And in the developed states in Malaya, not many can match Sarawak in terms of the number of homegrown companies and the number of sub-contactors and sub-sub contractors that have prospered, as well.

These sub-contractors and sub-sub contractors are so vital for our economy and I am proud that Sarawak has homegrown corporations that can help these small and medium enterprises to develop and grow into giants themselves one day.

And don’t forget that Sarawak doesn’t have a critical mass to support a domestic market for its goods either.

For most people, SCORE is still just a vague concept, but when our people start to work in the factories and plants and taking up the varied jobs in the services sector, we will all feel it.

The question now is with so many jobs awaiting our young people in the next two to three years down the road, will they be ready and prepared to take the opportunities available?

Key words for the day are preparation and opportunities. Got it? Good.

Article in The Borneo Post that triggered the thought:

HSL records new highs in earnings and revenue

Posted on March 1, 2011, Tuesday

KUCHING: Hock Seng Lee Bhd (HSL) released its 2010 annual financial results yesterday, which saw new highs in earnings and revenue figures.

The HSL group posted RM488.26 million in revenue for its financial year ended Dec 31, 2010, up 30 per cent from the RM375.02 million recorded for the preceding financial year.

For that matter, net annual profit before tax for HSL also surpassed the record high of the previous year to reach RM98.42 million. Comparatively, the relevant figures for 2009 and 2008 were RM75.57 million and RM56.46 million respectively.

“We have achieved outstanding financial results for 2010 and surpassed the consensus estimates of financial analysts,” said HSL group chairman Datuk Idris Buang.

Idris also announced that the board of HSL had recommended a final ordinary dividend of six per cent and a special dividend of three per cent, pending shareholder approval at the upcoming annual general meeting (AGM).

With regards to other financial indicators, HSL’s return on equity for 2010 was at 23 per cent, up two percent from 2009, while earnings per share grew from 10.25 sen in 2009 to 13.40 sen for 2010.

For 2010, HSL procured RM532 million worth of new contracts. During the same period, the group completed eleven projects worth RM318 million, an increase of RM118 million from the 2009 figures.

Some of the completed works included the construction of educational institutions, road works at Panchor, Tanjung Manis and Samariang, earthworks at Muara Tebas, dredging and flood mitigation works in Sibu as well as property development projects; Samariang Aman Phase 4 in Kuching and Vista Parade in Sibu.

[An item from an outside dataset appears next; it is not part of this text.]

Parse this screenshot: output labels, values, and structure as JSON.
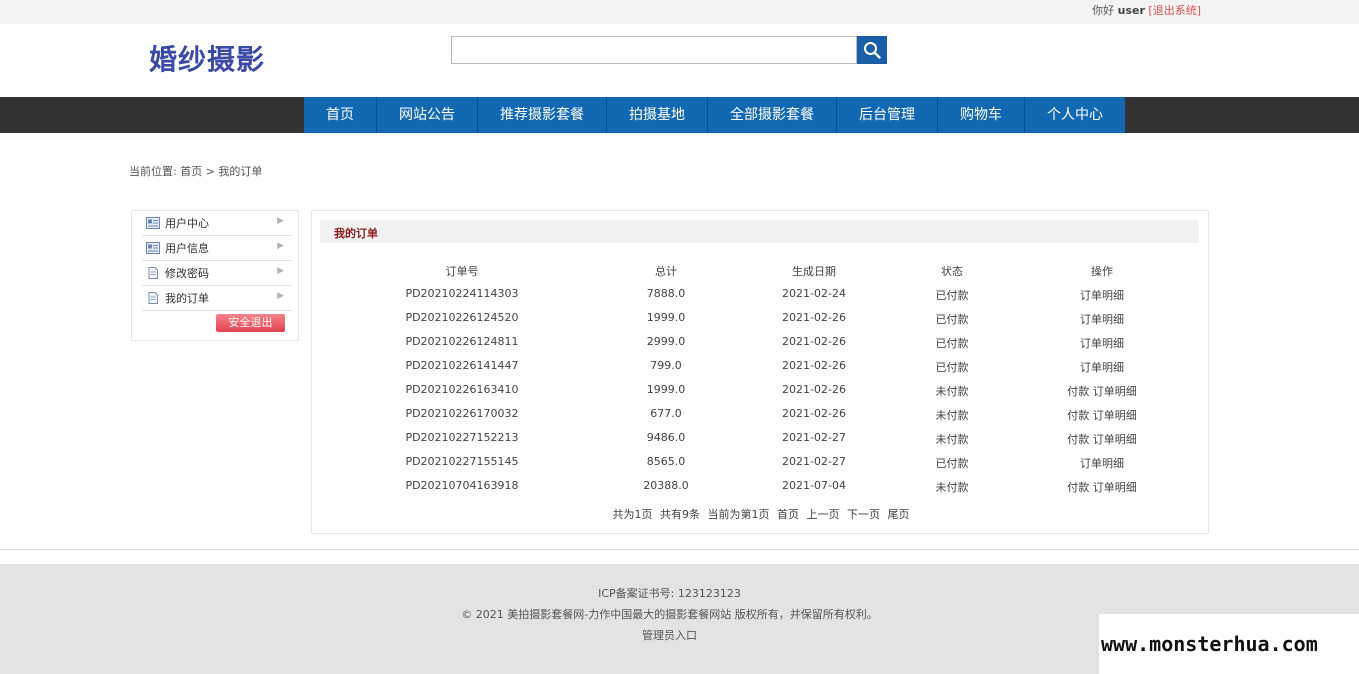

The group had 28 projects in hand valued at RM1.95 billion with RM1.20 billion outstanding as at Dec 31, 2010.

“There is a concerted effort by our leadership to hasten the industrialisation process in Sarawak and we are honoured to have the opportunity to participate in this exciting period of growth for our state,” said Idris.

Meanwhile, projects within the Sarawak Corridor of Renewable Energy (SCORE) were expected to intensify during 2011 with the commencement of several major road and bridge construction contracts to the proposed hydroelectric dams and to a coal mine in Kapit.

Aside from these projects, HSL would pursue further packages of the Kuching Centralised Wastewater Management System project, flood mitigation projects in Sibu and Kuching and additional reclamation and infrastructure works, particularly in the booming Tanjung Manis – Mukah area.

The latter zone in central Sarawak was earmarked as one of the main growth nodes of SCORE with the halal food hub, seafood processing, ports, ship building, palm oil refining and an airport extension all fuelling upcoming new contracts.

HSL was familiar with the logistics of the area and with applying its reclamation and geotechnical capabilities to overcome the predominantly swampy conditions there.

“Therefore, we feel well-qualified for the big ticket projects expected there.

“In 2011, we will bid for projects throughout the state, not just in the central SCORE region, but also along our populated coastline where urbanization was creating pressure on infrastructure,” said Idris.